One of procurement's value levers is consolidation. The premise being if you buy more from a supplier the price will come down because of the increased cost efficiencies that arise as a result.
The continuum over which consolidation may take place covers:
- Regional business units
- National organisations
- International organisations
- One global organisation
Stakeholders often tell procurement that as an individual they can purchase cheaper than central procurement negotiating on behalf of the national organisation. That may be but for standard and commonly required items once the total cost of sourcing, negotiation, order, shipping, delivery, receipt, payment, storage, use, maintenance and disposal is taken into account it's generally not the case.
There does however seem to be a limit over which the benefits of consolidation no longer hold true and where that limit lies depends on:
- The goods and services involved
- The income/profit/loss involved for both parties (as £ or %)
- The similarity between business requirements
- Power of the buyer
- Power of the supplier
- Cost of research and development
- Cost of tooling or set up
- Competitiveness of the market
- New entrants coming into the market
- Substitutes available
- Political, economic, sociological, technological, environmental and legislative factors
For some goods and services therefore negotiation at an individual level might make sense, and for others negotiation at global level may be preferable.
The Scottish independence referendum has similarities with this continuum. Up till now Scotland, a subsidiary of 6.5 million people, has benefited or otherwise from being a member of a bigger organisation of 65 million.
The indyref debate centres on whether Scotland can benefit from being independant or not.
- For some unique requirements specific to living in Scotland then the best place to negotiate and decide on sourcing will undoubtedly be in Scotland. Whether all of these areas are currently within the Scottish parliament's control I can't say.

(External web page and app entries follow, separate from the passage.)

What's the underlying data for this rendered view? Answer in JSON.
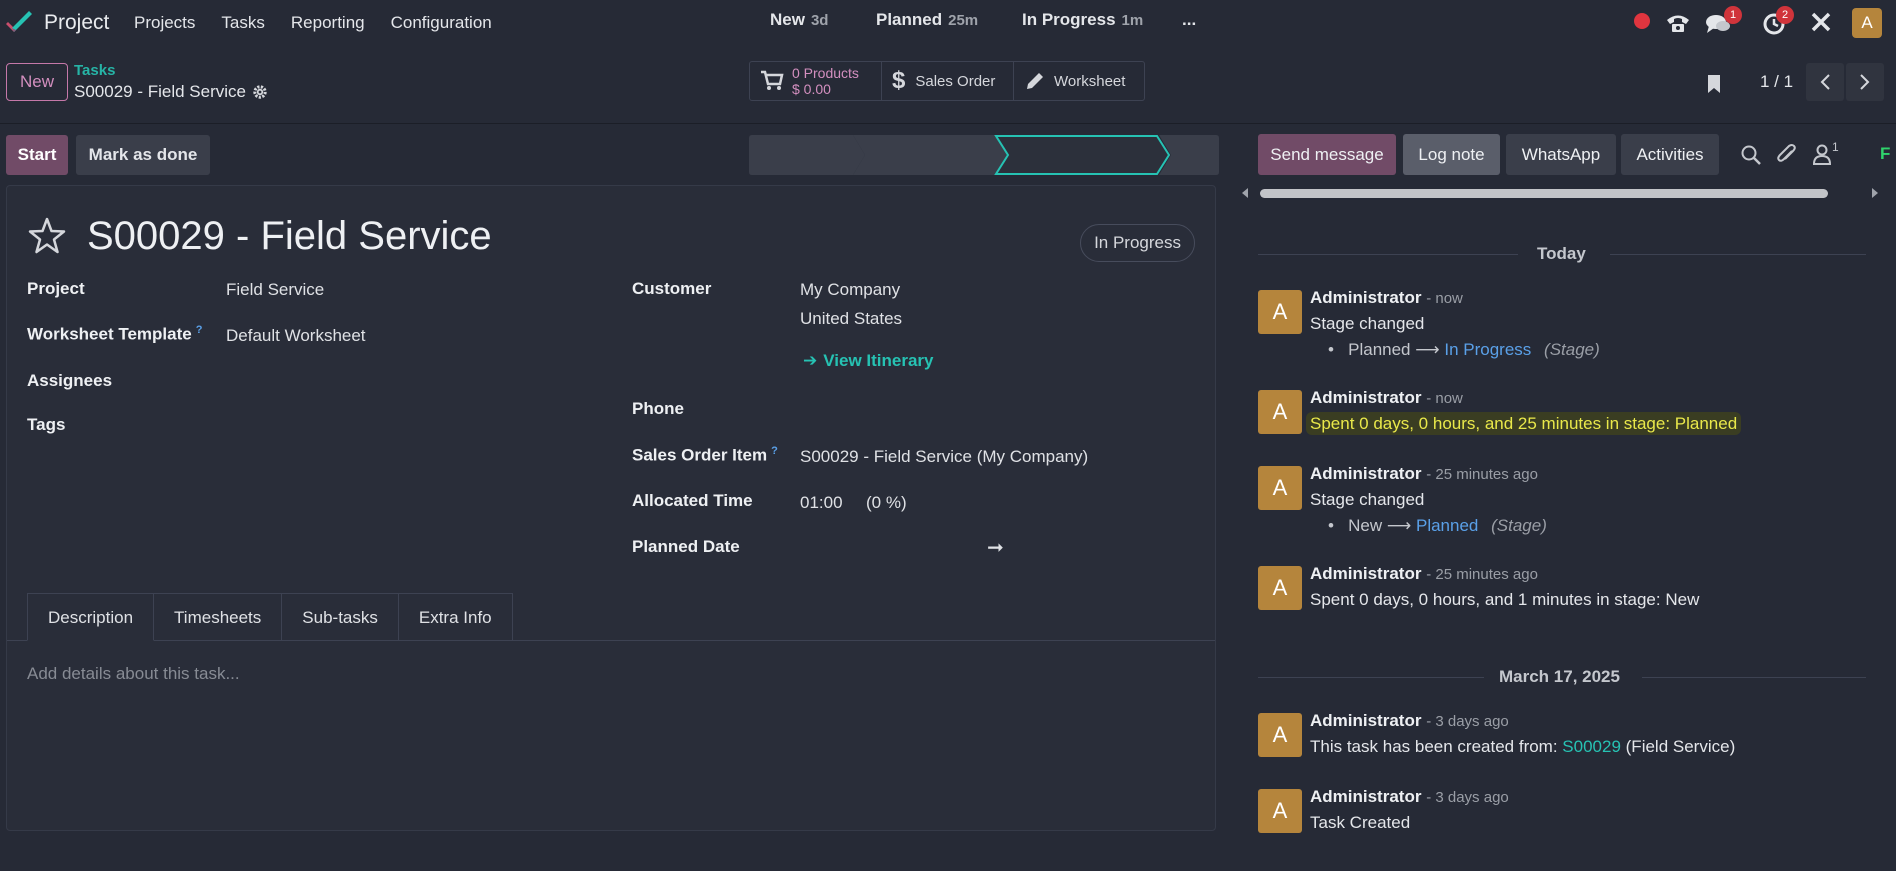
{
  "navbar": {
    "app_name": "Project",
    "menu": [
      "Projects",
      "Tasks",
      "Reporting",
      "Configuration"
    ],
    "messages_count": "1",
    "activities_count": "2",
    "user_initial": "A"
  },
  "control": {
    "new_label": "New",
    "breadcrumb_parent": "Tasks",
    "record_title": "S00029 - Field Service",
    "smart_buttons": {
      "products_count": "0 Products",
      "products_amount": "$ 0.00",
      "sales_order": "Sales Order",
      "worksheet": "Worksheet"
    },
    "pager": "1 / 1"
  },
  "actions": {
    "start": "Start",
    "mark_done": "Mark as done"
  },
  "stages": [
    {
      "label": "New",
      "time": "3d"
    },
    {
      "label": "Planned",
      "time": "25m"
    },
    {
      "label": "In Progress",
      "time": "1m"
    },
    {
      "label": "..."
    }
  ],
  "form": {
    "title": "S00029 - Field Service",
    "status_badge": "In Progress",
    "left": {
      "project_label": "Project",
      "project_value": "Field Service",
      "worksheet_label": "Worksheet Template",
      "worksheet_value": "Default Worksheet",
      "assignees_label": "Assignees",
      "tags_label": "Tags"
    },
    "right": {
      "customer_label": "Customer",
      "customer_line1": "My Company",
      "customer_line2": "United States",
      "view_itinerary": "View Itinerary",
      "phone_label": "Phone",
      "so_item_label": "Sales Order Item",
      "so_item_value": "S00029 - Field Service (My Company)",
      "allocated_label": "Allocated Time",
      "allocated_value": "01:00",
      "allocated_pct": "(0 %)",
      "planned_label": "Planned Date"
    },
    "help_marker": "?",
    "tabs": [
      "Description",
      "Timesheets",
      "Sub-tasks",
      "Extra Info"
    ],
    "description_placeholder": "Add details about this task..."
  },
  "chatter": {
    "buttons": {
      "send_message": "Send message",
      "log_note": "Log note",
      "whatsapp": "WhatsApp",
      "activities": "Activities",
      "followers_count": "1",
      "cut_label": "F"
    },
    "day_today": "Today",
    "day_march": "March 17, 2025",
    "messages": [
      {
        "author": "Administrator",
        "time": "- now",
        "body": "Stage changed",
        "from": "Planned",
        "to": "In Progress",
        "field": "(Stage)"
      },
      {
        "author": "Administrator",
        "time": "- now",
        "body": "Spent 0 days, 0 hours, and 25 minutes in stage: Planned"
      },
      {
        "author": "Administrator",
        "time": "- 25 minutes ago",
        "body": "Stage changed",
        "from": "New",
        "to": "Planned",
        "field": "(Stage)"
      },
      {
        "author": "Administrator",
        "time": "- 25 minutes ago",
        "body": "Spent 0 days, 0 hours, and 1 minutes in stage: New"
      },
      {
        "author": "Administrator",
        "time": "- 3 days ago",
        "body_prefix": "This task has been created from: ",
        "link": "S00029",
        "body_suffix": " (Field Service)"
      },
      {
        "author": "Administrator",
        "time": "- 3 days ago",
        "body": "Task Created"
      }
    ],
    "avatar_initial": "A",
    "arrow": "⟶"
  },
  "colors": {
    "background": "#262a36",
    "primary": "#714b67",
    "teal": "#26c2b3",
    "avatar": "#b5853c",
    "badge": "#d0343b"
  }
}
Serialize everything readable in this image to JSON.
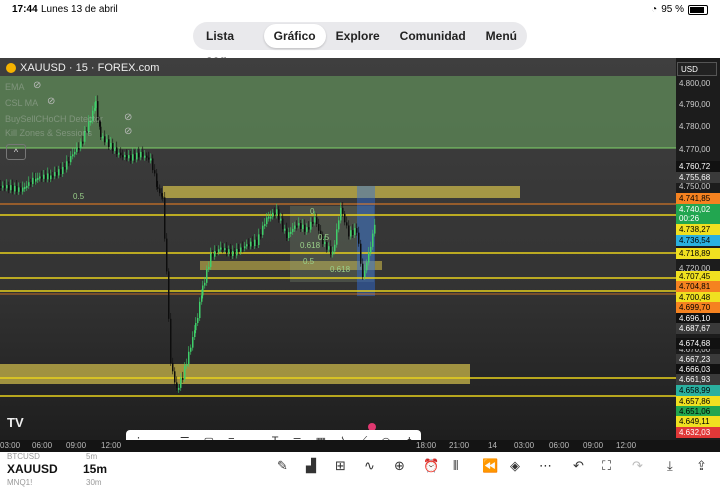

- For others, where Scottish negotiation power is likely to be low, I can't help but feel being part of a bigger organisation would be of benefit. This undoubtedly involves any relationships with the global market place. Surely a United Kingdon provides better bargaining power than Scotland alone whether based on GDP, population or some other factor?
- Another concern I have is around the size of the set up and running costs. Some of these costs don't increase proportionate to the size of population. So 65m people contribute less per head to these costs than 6.5m would to obtain the same services. I'm not sure yet we fully understand the set up and running costs enough to be able to fully understand the impact of this.
As an English born, Scotland living procurement professional this is one of a series of blogs looking at the analogies between the Scottish independence referendum (Indyref) and procurement. The first blog tackled the need for facts and data to identify the increase and reduction in revenue, cost and risk for every aspect of running Scotland as an independent nation. The second blog considered the belief that the grass isn't always greener on the other side.